▶ RECORD SET:
-- Opening Marker --

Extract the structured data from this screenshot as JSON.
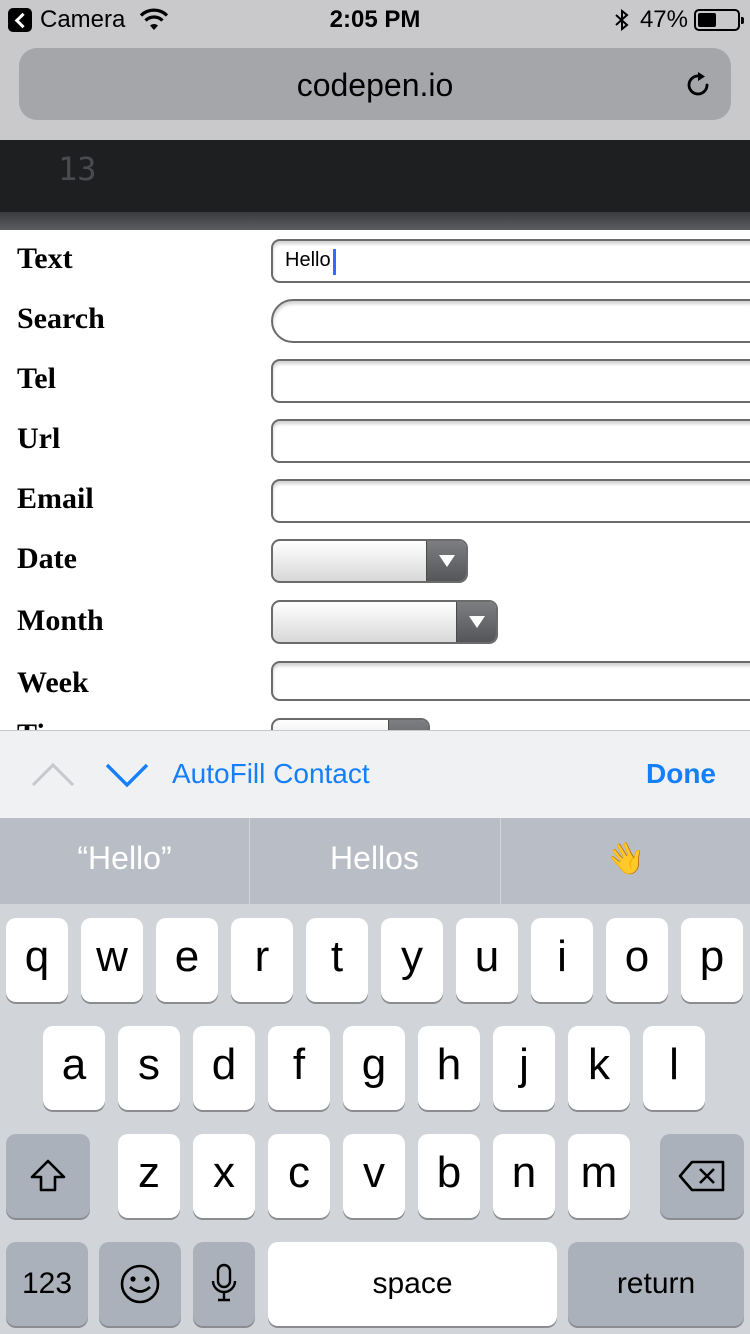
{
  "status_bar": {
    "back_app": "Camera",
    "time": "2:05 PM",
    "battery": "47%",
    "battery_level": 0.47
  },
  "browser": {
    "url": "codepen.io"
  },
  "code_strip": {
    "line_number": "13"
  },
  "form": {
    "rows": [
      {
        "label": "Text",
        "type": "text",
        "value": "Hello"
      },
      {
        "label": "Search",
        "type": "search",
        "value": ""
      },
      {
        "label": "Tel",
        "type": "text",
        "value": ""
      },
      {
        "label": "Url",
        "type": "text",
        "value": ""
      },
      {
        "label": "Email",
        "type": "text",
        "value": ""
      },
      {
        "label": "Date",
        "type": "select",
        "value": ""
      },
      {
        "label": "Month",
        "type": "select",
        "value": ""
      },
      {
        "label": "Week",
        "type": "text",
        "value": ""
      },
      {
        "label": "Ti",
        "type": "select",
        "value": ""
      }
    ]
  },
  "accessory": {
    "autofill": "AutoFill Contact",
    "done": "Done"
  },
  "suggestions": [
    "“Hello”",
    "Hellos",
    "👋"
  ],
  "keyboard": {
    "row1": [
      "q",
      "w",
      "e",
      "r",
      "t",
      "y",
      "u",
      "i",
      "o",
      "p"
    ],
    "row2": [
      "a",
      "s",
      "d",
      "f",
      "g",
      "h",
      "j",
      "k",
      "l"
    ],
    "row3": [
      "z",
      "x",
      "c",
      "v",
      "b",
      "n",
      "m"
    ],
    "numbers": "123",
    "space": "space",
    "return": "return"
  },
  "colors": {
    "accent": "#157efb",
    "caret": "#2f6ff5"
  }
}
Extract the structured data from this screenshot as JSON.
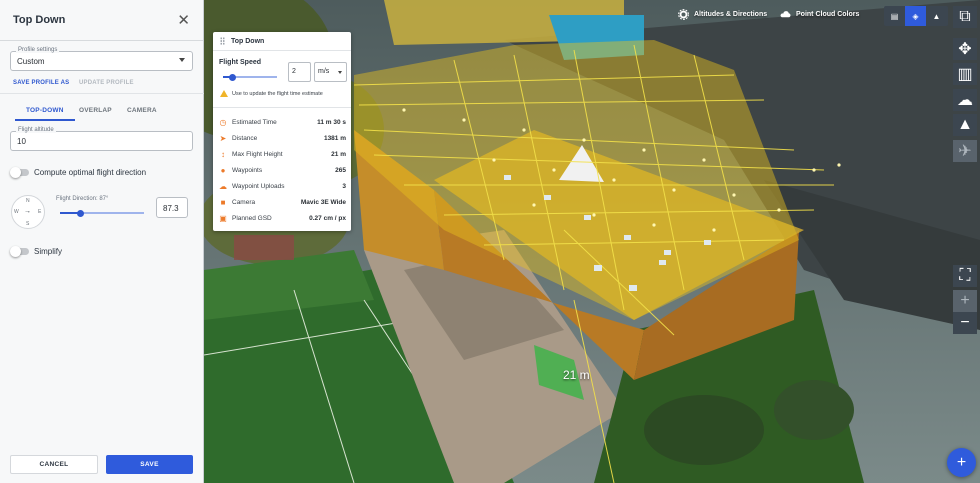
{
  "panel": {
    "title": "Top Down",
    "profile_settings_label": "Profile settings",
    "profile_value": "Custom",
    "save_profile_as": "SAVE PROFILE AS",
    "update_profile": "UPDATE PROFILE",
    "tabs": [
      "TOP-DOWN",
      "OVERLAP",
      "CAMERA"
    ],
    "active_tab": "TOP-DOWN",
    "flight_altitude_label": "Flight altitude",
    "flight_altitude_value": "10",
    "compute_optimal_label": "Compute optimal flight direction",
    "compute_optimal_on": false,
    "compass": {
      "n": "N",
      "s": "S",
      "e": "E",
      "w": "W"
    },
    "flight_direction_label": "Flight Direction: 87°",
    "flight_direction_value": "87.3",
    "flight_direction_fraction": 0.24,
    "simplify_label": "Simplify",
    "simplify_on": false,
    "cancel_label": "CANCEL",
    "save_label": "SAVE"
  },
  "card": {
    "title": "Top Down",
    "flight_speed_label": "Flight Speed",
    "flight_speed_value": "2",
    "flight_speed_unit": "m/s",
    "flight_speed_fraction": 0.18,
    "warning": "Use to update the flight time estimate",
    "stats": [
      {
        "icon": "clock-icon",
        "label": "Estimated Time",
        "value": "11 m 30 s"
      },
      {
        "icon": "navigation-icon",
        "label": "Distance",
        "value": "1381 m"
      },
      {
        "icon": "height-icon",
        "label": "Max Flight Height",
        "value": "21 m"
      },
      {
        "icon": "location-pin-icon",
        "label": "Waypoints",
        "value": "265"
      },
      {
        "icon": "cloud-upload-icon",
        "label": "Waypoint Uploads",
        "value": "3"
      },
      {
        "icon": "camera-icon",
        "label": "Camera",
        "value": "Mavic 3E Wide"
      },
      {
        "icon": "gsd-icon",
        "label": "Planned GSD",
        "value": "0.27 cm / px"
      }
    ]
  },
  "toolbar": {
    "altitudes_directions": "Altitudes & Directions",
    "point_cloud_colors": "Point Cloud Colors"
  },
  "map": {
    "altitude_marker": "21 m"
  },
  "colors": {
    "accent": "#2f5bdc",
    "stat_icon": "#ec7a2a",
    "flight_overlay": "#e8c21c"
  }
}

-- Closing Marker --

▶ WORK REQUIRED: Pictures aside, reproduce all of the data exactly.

▶ YOUR RESPONSE:
Extract the structured data from this screenshot as JSON.
{
  "status_bar": {
    "back_app": "Camera",
    "time": "2:05 PM",
    "battery": "47%",
    "battery_level": 0.47
  },
  "browser": {
    "url": "codepen.io"
  },
  "code_strip": {
    "line_number": "13"
  },
  "form": {
    "rows": [
      {
        "label": "Text",
        "type": "text",
        "value": "Hello"
      },
      {
        "label": "Search",
        "type": "search",
        "value": ""
      },
      {
        "label": "Tel",
        "type": "text",
        "value": ""
      },
      {
        "label": "Url",
        "type": "text",
        "value": ""
      },
      {
        "label": "Email",
        "type": "text",
        "value": ""
      },
      {
        "label": "Date",
        "type": "select",
        "value": ""
      },
      {
        "label": "Month",
        "type": "select",
        "value": ""
      },
      {
        "label": "Week",
        "type": "text",
        "value": ""
      },
      {
        "label": "Ti",
        "type": "select",
        "value": ""
      }
    ]
  },
  "accessory": {
    "autofill": "AutoFill Contact",
    "done": "Done"
  },
  "suggestions": [
    "“Hello”",
    "Hellos",
    "👋"
  ],
  "keyboard": {
    "row1": [
      "q",
      "w",
      "e",
      "r",
      "t",
      "y",
      "u",
      "i",
      "o",
      "p"
    ],
    "row2": [
      "a",
      "s",
      "d",
      "f",
      "g",
      "h",
      "j",
      "k",
      "l"
    ],
    "row3": [
      "z",
      "x",
      "c",
      "v",
      "b",
      "n",
      "m"
    ],
    "numbers": "123",
    "space": "space",
    "return": "return"
  },
  "colors": {
    "accent": "#157efb",
    "caret": "#2f6ff5"
  }
}
Extract the structured data from this screenshot as JSON.
{
  "panel": {
    "title": "Top Down",
    "profile_settings_label": "Profile settings",
    "profile_value": "Custom",
    "save_profile_as": "SAVE PROFILE AS",
    "update_profile": "UPDATE PROFILE",
    "tabs": [
      "TOP-DOWN",
      "OVERLAP",
      "CAMERA"
    ],
    "active_tab": "TOP-DOWN",
    "flight_altitude_label": "Flight altitude",
    "flight_altitude_value": "10",
    "compute_optimal_label": "Compute optimal flight direction",
    "compute_optimal_on": false,
    "compass": {
      "n": "N",
      "s": "S",
      "e": "E",
      "w": "W"
    },
    "flight_direction_label": "Flight Direction: 87°",
    "flight_direction_value": "87.3",
    "flight_direction_fraction": 0.24,
    "simplify_label": "Simplify",
    "simplify_on": false,
    "cancel_label": "CANCEL",
    "save_label": "SAVE"
  },
  "card": {
    "title": "Top Down",
    "flight_speed_label": "Flight Speed",
    "flight_speed_value": "2",
    "flight_speed_unit": "m/s",
    "flight_speed_fraction": 0.18,
    "warning": "Use to update the flight time estimate",
    "stats": [
      {
        "icon": "clock-icon",
        "label": "Estimated Time",
        "value": "11 m 30 s"
      },
      {
        "icon": "navigation-icon",
        "label": "Distance",
        "value": "1381 m"
      },
      {
        "icon": "height-icon",
        "label": "Max Flight Height",
        "value": "21 m"
      },
      {
        "icon": "location-pin-icon",
        "label": "Waypoints",
        "value": "265"
      },
      {
        "icon": "cloud-upload-icon",
        "label": "Waypoint Uploads",
        "value": "3"
      },
      {
        "icon": "camera-icon",
        "label": "Camera",
        "value": "Mavic 3E Wide"
      },
      {
        "icon": "gsd-icon",
        "label": "Planned GSD",
        "value": "0.27 cm / px"
      }
    ]
  },
  "toolbar": {
    "altitudes_directions": "Altitudes & Directions",
    "point_cloud_colors": "Point Cloud Colors"
  },
  "map": {
    "altitude_marker": "21 m"
  },
  "colors": {
    "accent": "#2f5bdc",
    "stat_icon": "#ec7a2a",
    "flight_overlay": "#e8c21c"
  }
}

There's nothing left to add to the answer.